Exercise instructions: Only the lines holding the word "title" are wanted; copy each of them from the listing.

Material supplied:
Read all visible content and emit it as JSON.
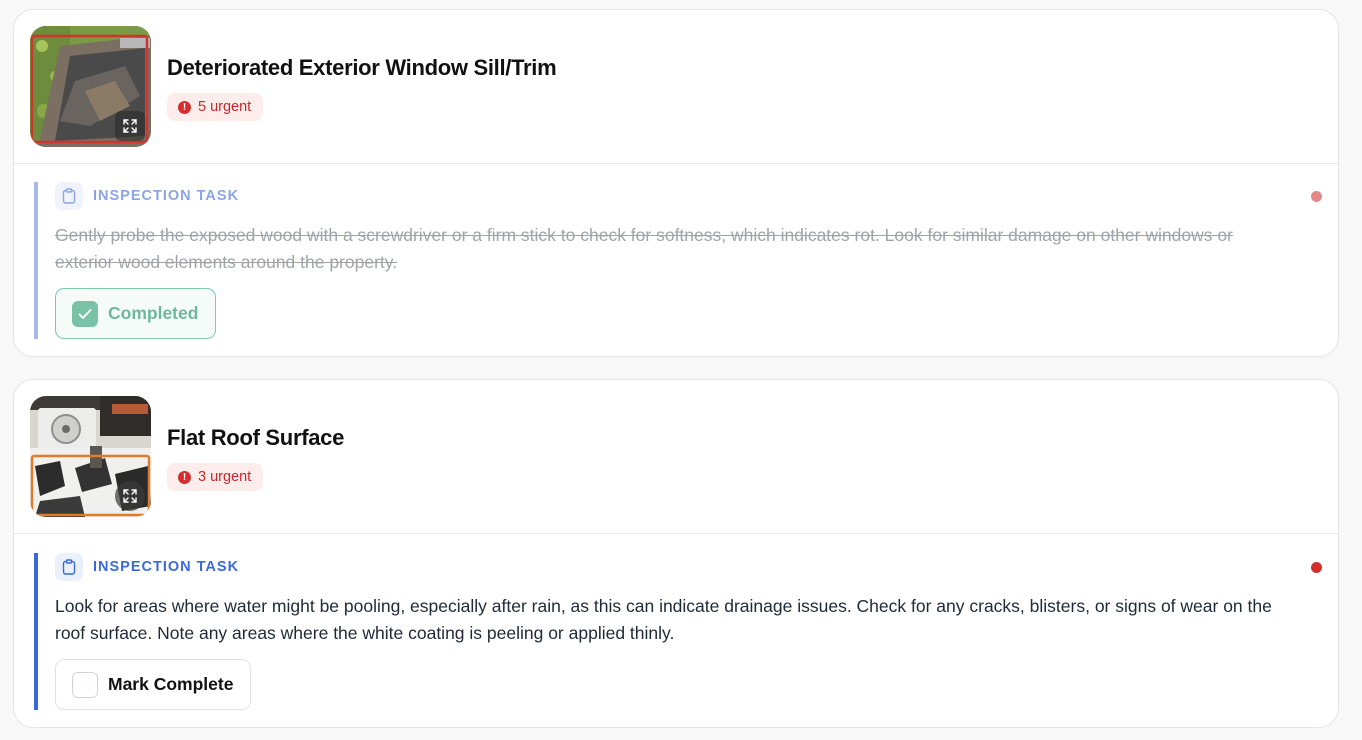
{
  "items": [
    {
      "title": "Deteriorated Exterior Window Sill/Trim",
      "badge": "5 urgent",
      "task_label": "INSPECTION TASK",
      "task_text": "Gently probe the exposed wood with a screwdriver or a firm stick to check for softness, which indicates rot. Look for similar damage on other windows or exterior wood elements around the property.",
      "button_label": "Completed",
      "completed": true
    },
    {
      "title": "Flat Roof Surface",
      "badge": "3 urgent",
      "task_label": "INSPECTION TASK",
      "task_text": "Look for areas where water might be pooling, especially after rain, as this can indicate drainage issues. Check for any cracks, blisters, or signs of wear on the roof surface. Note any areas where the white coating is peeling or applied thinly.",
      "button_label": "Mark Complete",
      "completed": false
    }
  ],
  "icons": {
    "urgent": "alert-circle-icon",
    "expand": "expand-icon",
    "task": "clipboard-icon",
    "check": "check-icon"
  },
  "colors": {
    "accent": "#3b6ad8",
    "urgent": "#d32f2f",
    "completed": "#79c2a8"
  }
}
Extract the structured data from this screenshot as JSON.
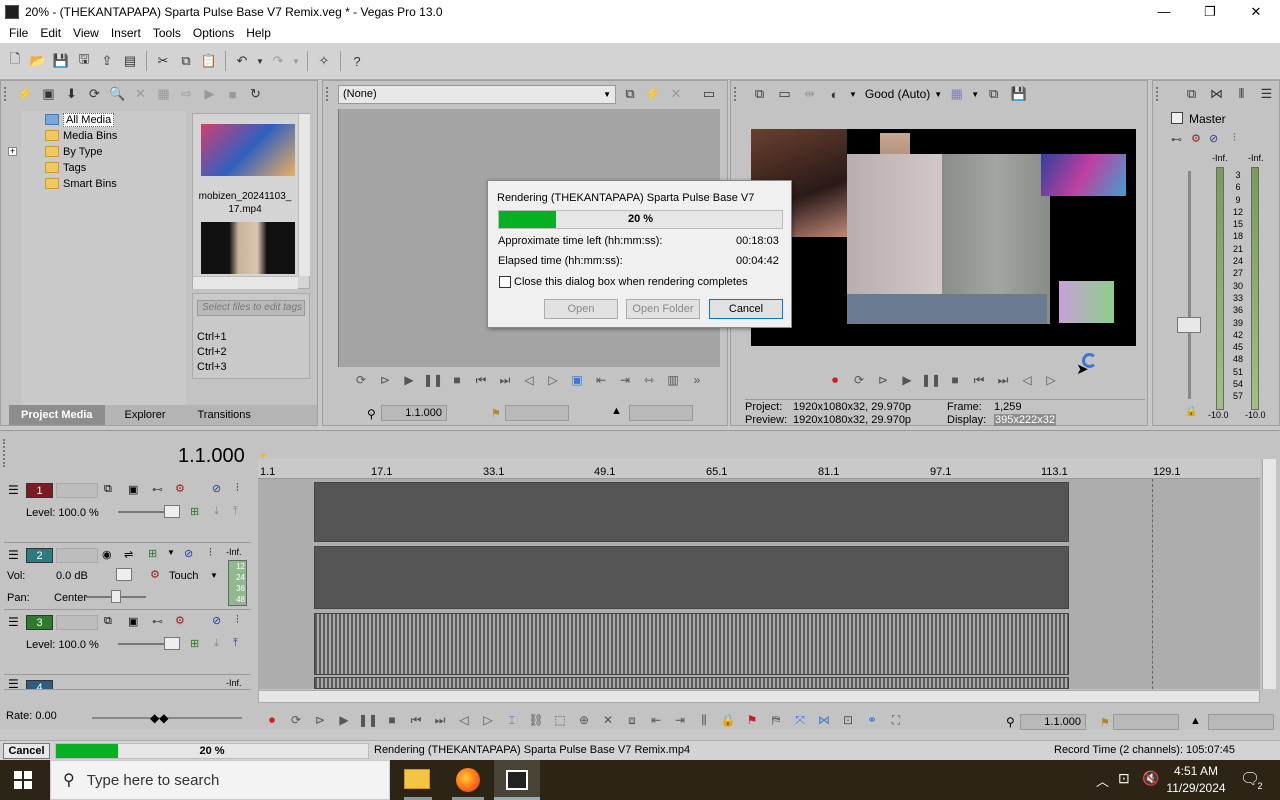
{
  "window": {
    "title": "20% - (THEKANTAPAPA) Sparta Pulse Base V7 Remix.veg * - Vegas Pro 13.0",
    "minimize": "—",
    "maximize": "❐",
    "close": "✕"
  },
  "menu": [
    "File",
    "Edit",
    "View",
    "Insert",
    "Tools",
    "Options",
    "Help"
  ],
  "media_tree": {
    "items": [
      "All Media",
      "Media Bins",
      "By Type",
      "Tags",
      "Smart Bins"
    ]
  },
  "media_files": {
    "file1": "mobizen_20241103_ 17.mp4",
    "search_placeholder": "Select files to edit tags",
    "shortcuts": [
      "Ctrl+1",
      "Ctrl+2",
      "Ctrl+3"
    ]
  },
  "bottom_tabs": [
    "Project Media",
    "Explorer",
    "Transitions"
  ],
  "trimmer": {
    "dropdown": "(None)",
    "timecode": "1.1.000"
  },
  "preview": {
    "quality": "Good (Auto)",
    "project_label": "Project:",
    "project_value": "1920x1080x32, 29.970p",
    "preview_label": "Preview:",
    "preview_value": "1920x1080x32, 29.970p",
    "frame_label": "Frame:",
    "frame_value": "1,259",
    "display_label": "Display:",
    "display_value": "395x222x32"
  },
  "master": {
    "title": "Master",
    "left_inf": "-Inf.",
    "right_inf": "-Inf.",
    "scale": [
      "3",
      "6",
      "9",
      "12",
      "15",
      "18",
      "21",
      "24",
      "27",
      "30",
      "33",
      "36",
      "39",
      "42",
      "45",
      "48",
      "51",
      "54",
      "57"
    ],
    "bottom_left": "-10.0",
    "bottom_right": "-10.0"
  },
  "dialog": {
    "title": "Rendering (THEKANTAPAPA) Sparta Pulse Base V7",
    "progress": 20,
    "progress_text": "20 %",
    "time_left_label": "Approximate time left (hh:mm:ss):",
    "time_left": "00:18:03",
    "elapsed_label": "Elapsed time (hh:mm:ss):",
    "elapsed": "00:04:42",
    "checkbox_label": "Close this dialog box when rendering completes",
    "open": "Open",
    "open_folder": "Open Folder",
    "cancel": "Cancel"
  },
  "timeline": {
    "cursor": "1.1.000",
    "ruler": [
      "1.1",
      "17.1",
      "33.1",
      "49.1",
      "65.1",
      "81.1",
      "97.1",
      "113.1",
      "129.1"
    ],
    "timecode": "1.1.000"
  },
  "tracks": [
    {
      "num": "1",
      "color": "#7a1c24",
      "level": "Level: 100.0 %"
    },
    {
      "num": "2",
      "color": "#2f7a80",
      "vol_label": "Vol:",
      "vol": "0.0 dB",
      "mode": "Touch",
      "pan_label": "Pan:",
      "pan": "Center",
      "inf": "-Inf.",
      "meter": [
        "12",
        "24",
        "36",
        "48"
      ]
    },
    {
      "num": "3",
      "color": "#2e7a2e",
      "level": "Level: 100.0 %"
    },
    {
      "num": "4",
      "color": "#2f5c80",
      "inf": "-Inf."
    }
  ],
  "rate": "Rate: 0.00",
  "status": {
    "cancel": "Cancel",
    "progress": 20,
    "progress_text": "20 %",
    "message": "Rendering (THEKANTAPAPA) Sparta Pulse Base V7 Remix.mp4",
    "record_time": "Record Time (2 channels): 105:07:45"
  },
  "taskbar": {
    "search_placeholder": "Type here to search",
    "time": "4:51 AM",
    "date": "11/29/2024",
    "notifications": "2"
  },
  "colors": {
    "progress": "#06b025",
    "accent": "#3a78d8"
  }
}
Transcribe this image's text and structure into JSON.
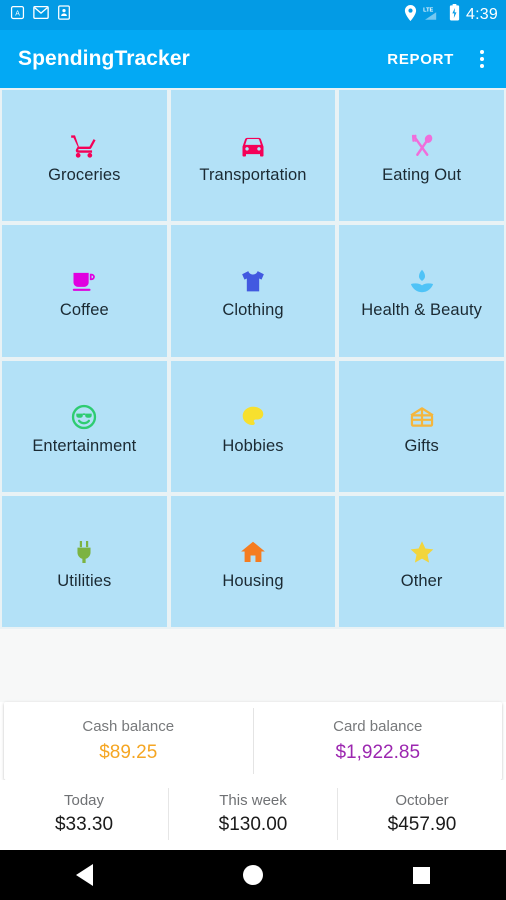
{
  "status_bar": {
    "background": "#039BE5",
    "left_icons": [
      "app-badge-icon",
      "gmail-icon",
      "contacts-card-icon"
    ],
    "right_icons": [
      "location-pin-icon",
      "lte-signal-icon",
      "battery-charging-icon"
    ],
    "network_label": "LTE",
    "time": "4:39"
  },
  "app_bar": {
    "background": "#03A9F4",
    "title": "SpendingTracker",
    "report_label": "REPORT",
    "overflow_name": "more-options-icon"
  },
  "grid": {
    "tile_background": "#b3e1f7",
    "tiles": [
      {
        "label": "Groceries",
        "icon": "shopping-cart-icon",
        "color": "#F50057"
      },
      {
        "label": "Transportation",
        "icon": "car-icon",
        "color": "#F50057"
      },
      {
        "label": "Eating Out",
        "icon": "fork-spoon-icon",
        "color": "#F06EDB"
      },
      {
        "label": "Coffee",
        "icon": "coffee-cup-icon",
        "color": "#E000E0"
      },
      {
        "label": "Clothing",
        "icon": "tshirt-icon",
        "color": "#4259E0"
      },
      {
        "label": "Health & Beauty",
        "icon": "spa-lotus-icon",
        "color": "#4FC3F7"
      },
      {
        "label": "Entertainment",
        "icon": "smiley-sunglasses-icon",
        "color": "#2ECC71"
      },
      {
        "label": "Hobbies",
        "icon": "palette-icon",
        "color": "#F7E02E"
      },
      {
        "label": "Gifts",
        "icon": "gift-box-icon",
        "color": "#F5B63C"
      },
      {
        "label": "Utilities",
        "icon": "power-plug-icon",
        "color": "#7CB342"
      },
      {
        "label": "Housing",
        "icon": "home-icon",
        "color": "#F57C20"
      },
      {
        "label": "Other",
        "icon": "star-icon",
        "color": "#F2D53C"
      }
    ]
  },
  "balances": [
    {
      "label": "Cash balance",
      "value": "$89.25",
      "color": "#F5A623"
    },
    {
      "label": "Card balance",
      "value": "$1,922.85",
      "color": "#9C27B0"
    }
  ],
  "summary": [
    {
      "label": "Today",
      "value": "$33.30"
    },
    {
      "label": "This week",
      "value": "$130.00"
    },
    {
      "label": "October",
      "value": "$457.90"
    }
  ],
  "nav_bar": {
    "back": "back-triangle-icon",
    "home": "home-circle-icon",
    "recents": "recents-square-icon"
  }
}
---
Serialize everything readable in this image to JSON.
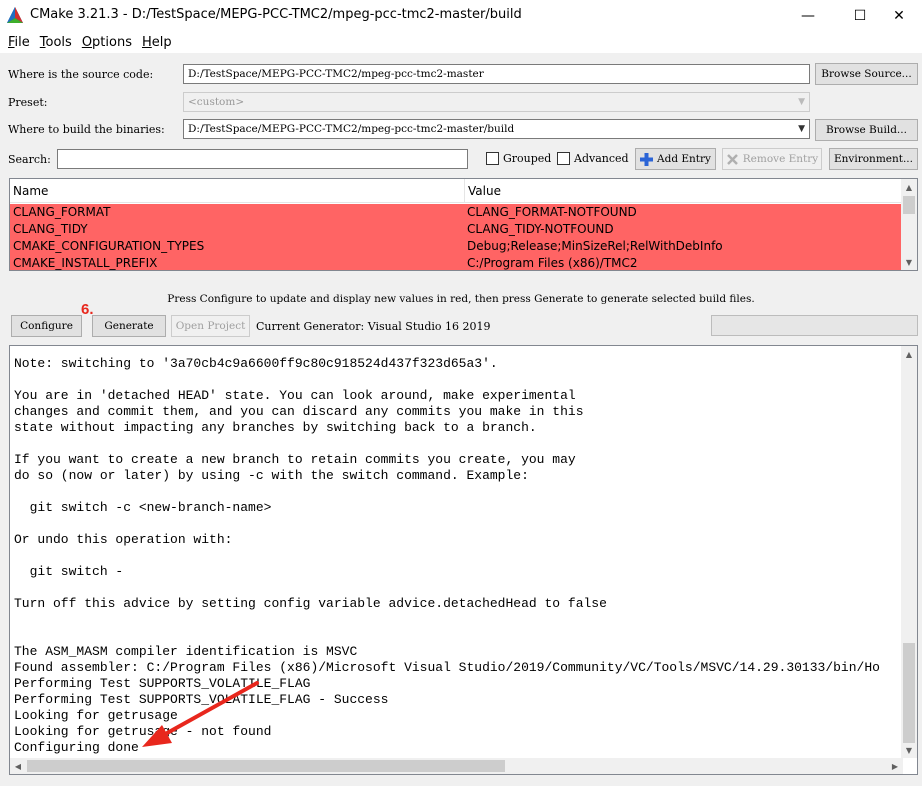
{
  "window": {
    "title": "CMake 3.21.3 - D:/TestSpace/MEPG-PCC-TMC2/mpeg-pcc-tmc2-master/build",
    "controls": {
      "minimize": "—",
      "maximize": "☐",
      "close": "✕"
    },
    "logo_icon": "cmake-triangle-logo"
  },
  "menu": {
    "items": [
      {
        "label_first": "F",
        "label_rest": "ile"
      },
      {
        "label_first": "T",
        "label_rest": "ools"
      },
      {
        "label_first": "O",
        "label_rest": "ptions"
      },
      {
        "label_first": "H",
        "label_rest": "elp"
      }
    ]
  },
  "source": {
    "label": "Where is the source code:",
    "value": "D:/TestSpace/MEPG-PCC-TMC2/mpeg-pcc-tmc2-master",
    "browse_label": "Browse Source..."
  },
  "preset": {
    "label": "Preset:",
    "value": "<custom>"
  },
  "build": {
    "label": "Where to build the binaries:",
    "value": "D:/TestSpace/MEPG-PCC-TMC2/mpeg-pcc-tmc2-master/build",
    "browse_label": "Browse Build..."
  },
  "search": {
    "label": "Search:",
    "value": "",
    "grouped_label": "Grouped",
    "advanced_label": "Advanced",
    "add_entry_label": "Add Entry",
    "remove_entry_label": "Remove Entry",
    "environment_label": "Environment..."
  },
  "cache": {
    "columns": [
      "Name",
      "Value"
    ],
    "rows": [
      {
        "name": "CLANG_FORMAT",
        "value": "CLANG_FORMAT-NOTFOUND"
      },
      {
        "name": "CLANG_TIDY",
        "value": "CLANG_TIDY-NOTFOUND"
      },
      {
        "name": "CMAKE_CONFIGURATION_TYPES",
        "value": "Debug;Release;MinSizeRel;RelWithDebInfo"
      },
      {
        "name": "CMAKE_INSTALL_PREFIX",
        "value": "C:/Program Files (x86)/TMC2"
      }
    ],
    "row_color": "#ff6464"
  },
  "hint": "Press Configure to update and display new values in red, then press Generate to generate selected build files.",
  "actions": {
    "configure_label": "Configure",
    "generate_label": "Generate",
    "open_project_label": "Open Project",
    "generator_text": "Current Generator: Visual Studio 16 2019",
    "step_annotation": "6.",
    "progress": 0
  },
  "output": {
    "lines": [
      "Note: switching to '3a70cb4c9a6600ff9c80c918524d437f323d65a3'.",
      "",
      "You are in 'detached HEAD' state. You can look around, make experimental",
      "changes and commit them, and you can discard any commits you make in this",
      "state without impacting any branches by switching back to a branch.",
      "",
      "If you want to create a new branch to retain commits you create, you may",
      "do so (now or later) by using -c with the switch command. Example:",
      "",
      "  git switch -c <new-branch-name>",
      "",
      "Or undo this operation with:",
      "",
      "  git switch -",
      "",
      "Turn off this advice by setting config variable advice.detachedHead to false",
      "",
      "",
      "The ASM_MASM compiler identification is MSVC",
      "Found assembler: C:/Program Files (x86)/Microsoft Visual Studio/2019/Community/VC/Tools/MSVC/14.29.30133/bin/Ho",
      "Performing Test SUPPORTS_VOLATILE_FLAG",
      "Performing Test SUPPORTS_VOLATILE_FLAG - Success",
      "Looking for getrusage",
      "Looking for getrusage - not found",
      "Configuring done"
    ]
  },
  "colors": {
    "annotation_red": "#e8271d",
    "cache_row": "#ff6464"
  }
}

Output below:
      "title": "Deteriorated Exterior Window Sill/Trim",
      "title": "Flat Roof Surface",
    "title": "20% - (THEKANTAPAPA) Sparta Pulse Base V7 Remix.veg * - Vegas Pro 13.0",
    "title": "Master",
    "title": "Rendering (THEKANTAPAPA) Sparta Pulse Base V7",
    "title": "SpendingTracker",
    "title": "CMake 3.21.3 - D:/TestSpace/MEPG-PCC-TMC2/mpeg-pcc-tmc2-master/build",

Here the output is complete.